July 13, 2019

The study also revealed an intriguing connection between OCD treatment outcome and family history: patients with a parent and/or sibling with OCD did six times worse in CBT than their peers without a family history of OCD. Garcia says this could be due to the nature of CBT, which requires more family support and at-home involvement than medication compliance, something that could be more difficult when a parent or other sibling is also dealing with OCD.

"Based on our findings, cognitive behavioral therapy with or without a concomitant medication is the treatment of choice for children and teens with OCD who do not have a parent or sibling who is also affected," said Garcia. "For those children with a family history, cognitive behavioral therapy in combination with a medication is probably the most effective treatment approach."

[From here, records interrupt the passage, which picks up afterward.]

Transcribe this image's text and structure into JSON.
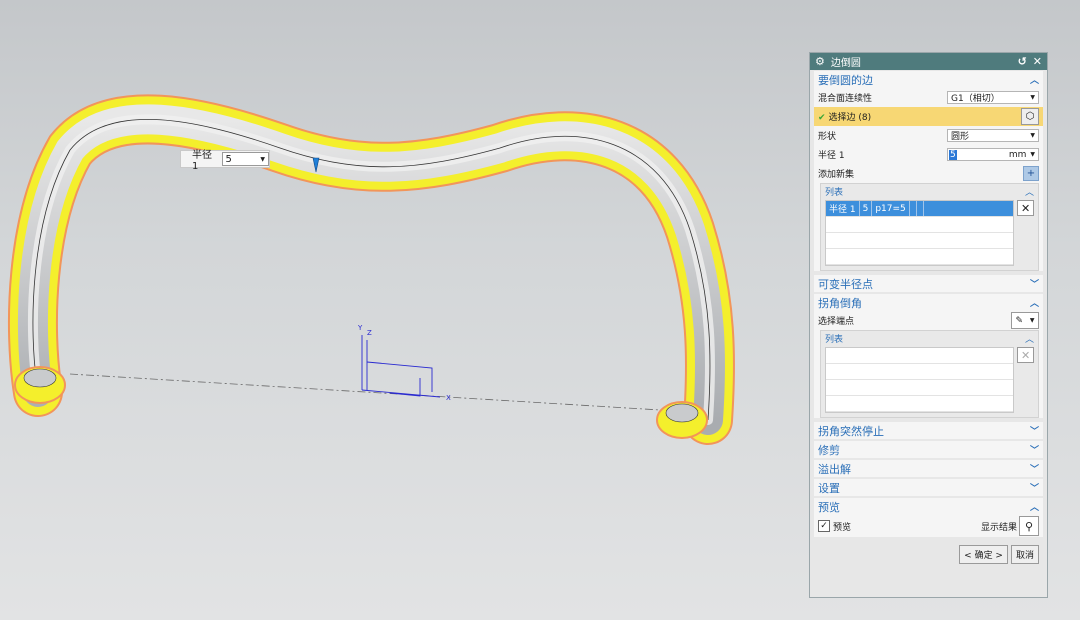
{
  "viewport": {
    "radius_popup": {
      "label": "半径 1",
      "value": "5"
    },
    "wcs_labels": {
      "y": "Y",
      "z": "Z",
      "x": "X"
    }
  },
  "dialog": {
    "title": "边倒圆",
    "section_edges": {
      "title": "要倒圆的边",
      "blend_continuity_label": "混合面连续性",
      "blend_continuity_value": "G1（相切）",
      "select_edge_label": "选择边 (8)",
      "shape_label": "形状",
      "shape_value": "圆形",
      "radius_label": "半径 1",
      "radius_value": "5",
      "radius_unit": "mm",
      "add_new_set_label": "添加新集",
      "list_title": "列表",
      "list_row": [
        "半径 1",
        "5",
        "p17=5"
      ]
    },
    "section_variable_radius": {
      "title": "可变半径点"
    },
    "section_corner_setback": {
      "title": "拐角倒角",
      "select_endpoint_label": "选择端点",
      "list_title": "列表"
    },
    "section_corner_stop": {
      "title": "拐角突然停止"
    },
    "section_trim": {
      "title": "修剪"
    },
    "section_overflow": {
      "title": "溢出解"
    },
    "section_settings": {
      "title": "设置"
    },
    "section_preview": {
      "title": "预览",
      "preview_checkbox_label": "预览",
      "preview_checked": true,
      "show_result_label": "显示结果"
    },
    "ok_label": "< 确定 >",
    "cancel_label": "取消"
  }
}
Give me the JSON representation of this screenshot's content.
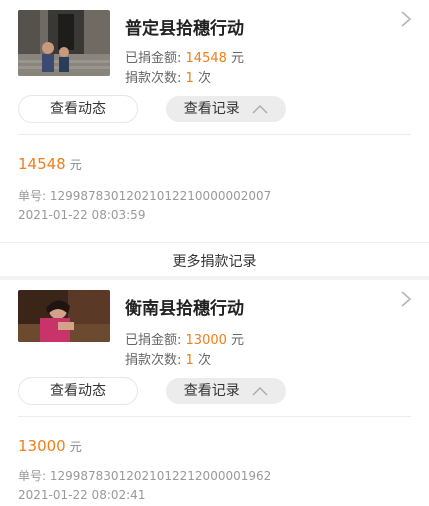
{
  "donations": [
    {
      "title": "普定县拾穗行动",
      "amount_label": "已捐金额:",
      "amount_value": "14548",
      "amount_unit": "元",
      "count_label": "捐款次数:",
      "count_value": "1",
      "count_unit": "次",
      "btn_activity": "查看动态",
      "btn_records": "查看记录",
      "record_amount": "14548",
      "record_unit": "元",
      "order_no": "单号: 12998783012021012210000002007",
      "time": "2021-01-22 08:03:59"
    },
    {
      "title": "衡南县拾穗行动",
      "amount_label": "已捐金额:",
      "amount_value": "13000",
      "amount_unit": "元",
      "count_label": "捐款次数:",
      "count_value": "1",
      "count_unit": "次",
      "btn_activity": "查看动态",
      "btn_records": "查看记录",
      "record_amount": "13000",
      "record_unit": "元",
      "order_no": "单号: 12998783012021012212000001962",
      "time": "2021-01-22 08:02:41"
    }
  ],
  "more_records": "更多捐款记录",
  "colors": {
    "accent": "#f07e1a",
    "muted": "#999999",
    "divider": "#ececec"
  }
}
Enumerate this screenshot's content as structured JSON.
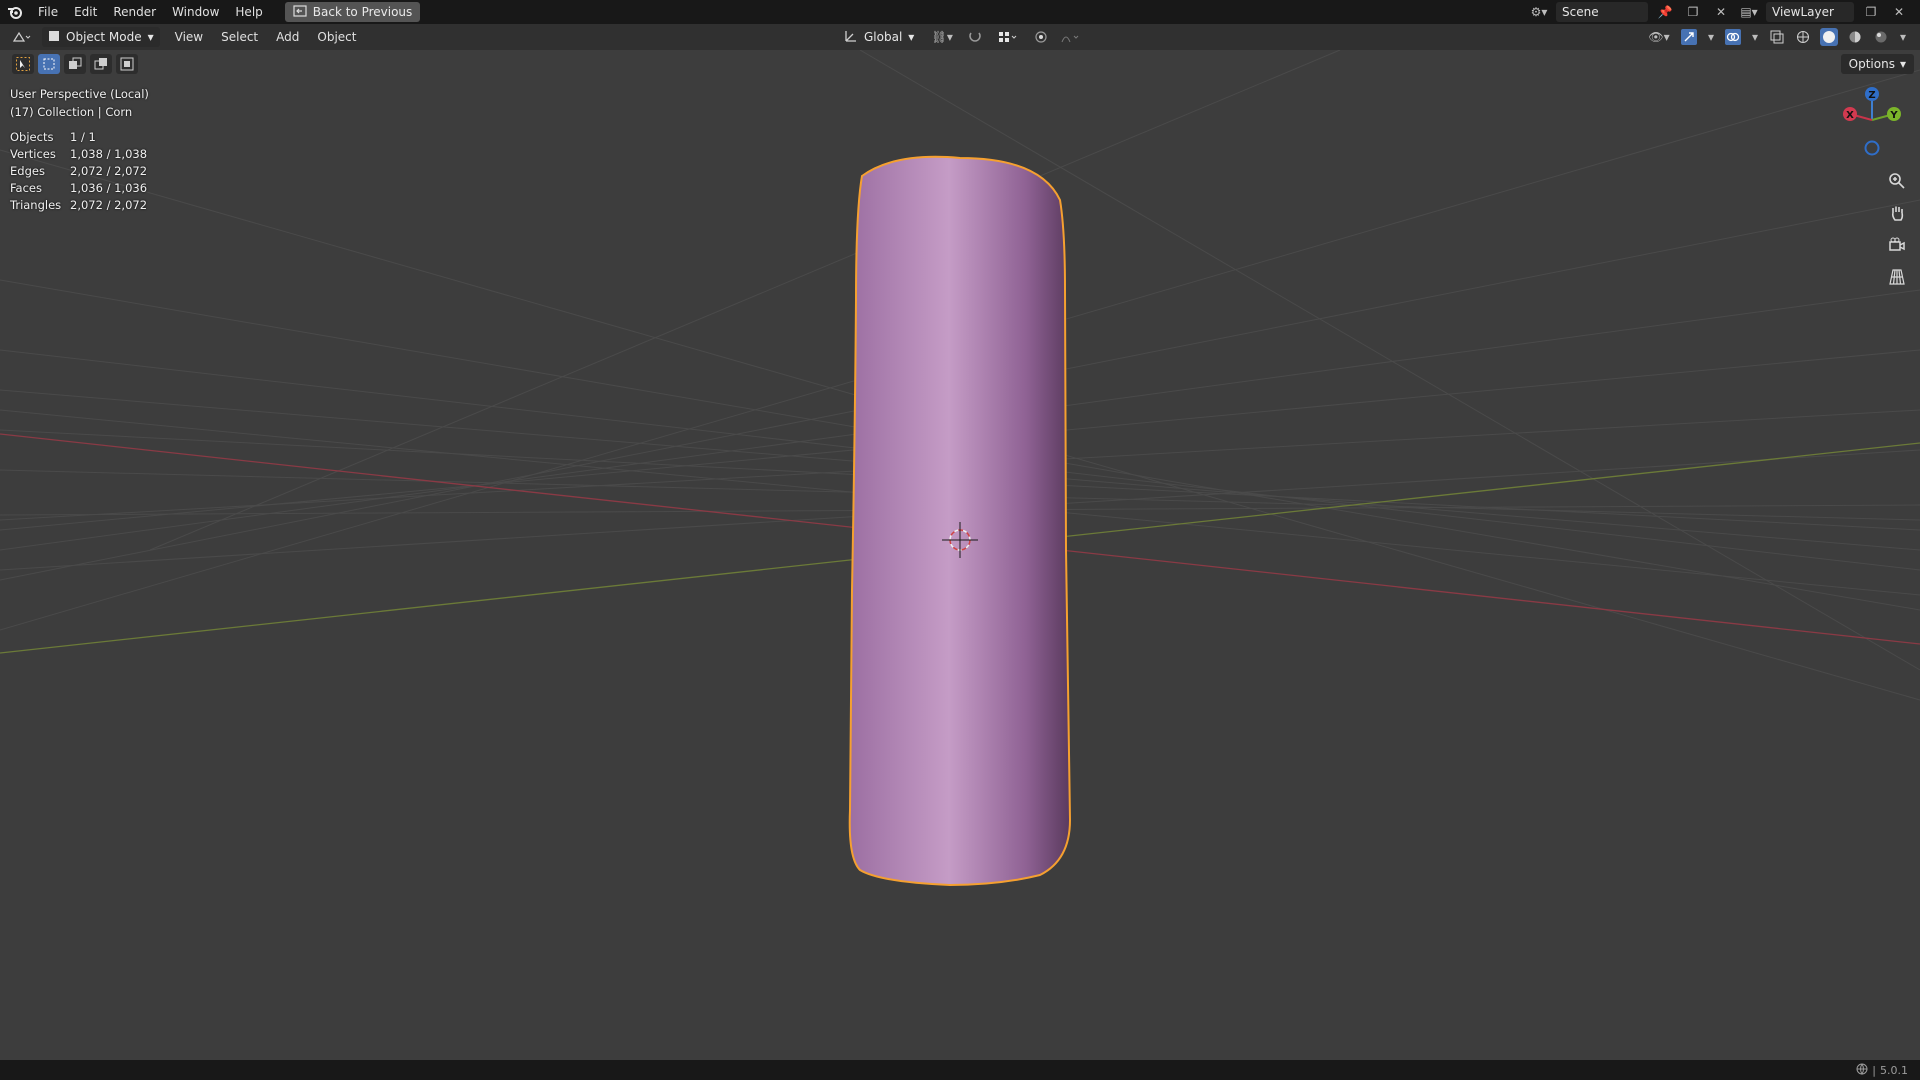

The study included 112 children between the ages of 7 and 17 with a primary diagnosis of OCD but who were not currently being treated. The group included roughly even amounts of males and females as well as younger and older children. All participants were randomly assigned to one of four treatment approaches: CBT and setraline; setraline; CBT only; and a placebo. Researchers analyzed how children responded after 12 weeks of treatment using the Children's Yale-Brown Obsessive Compulsive Scale, a clinical tool used to measure a patient's level of impairment and distress.

Source: Lifespan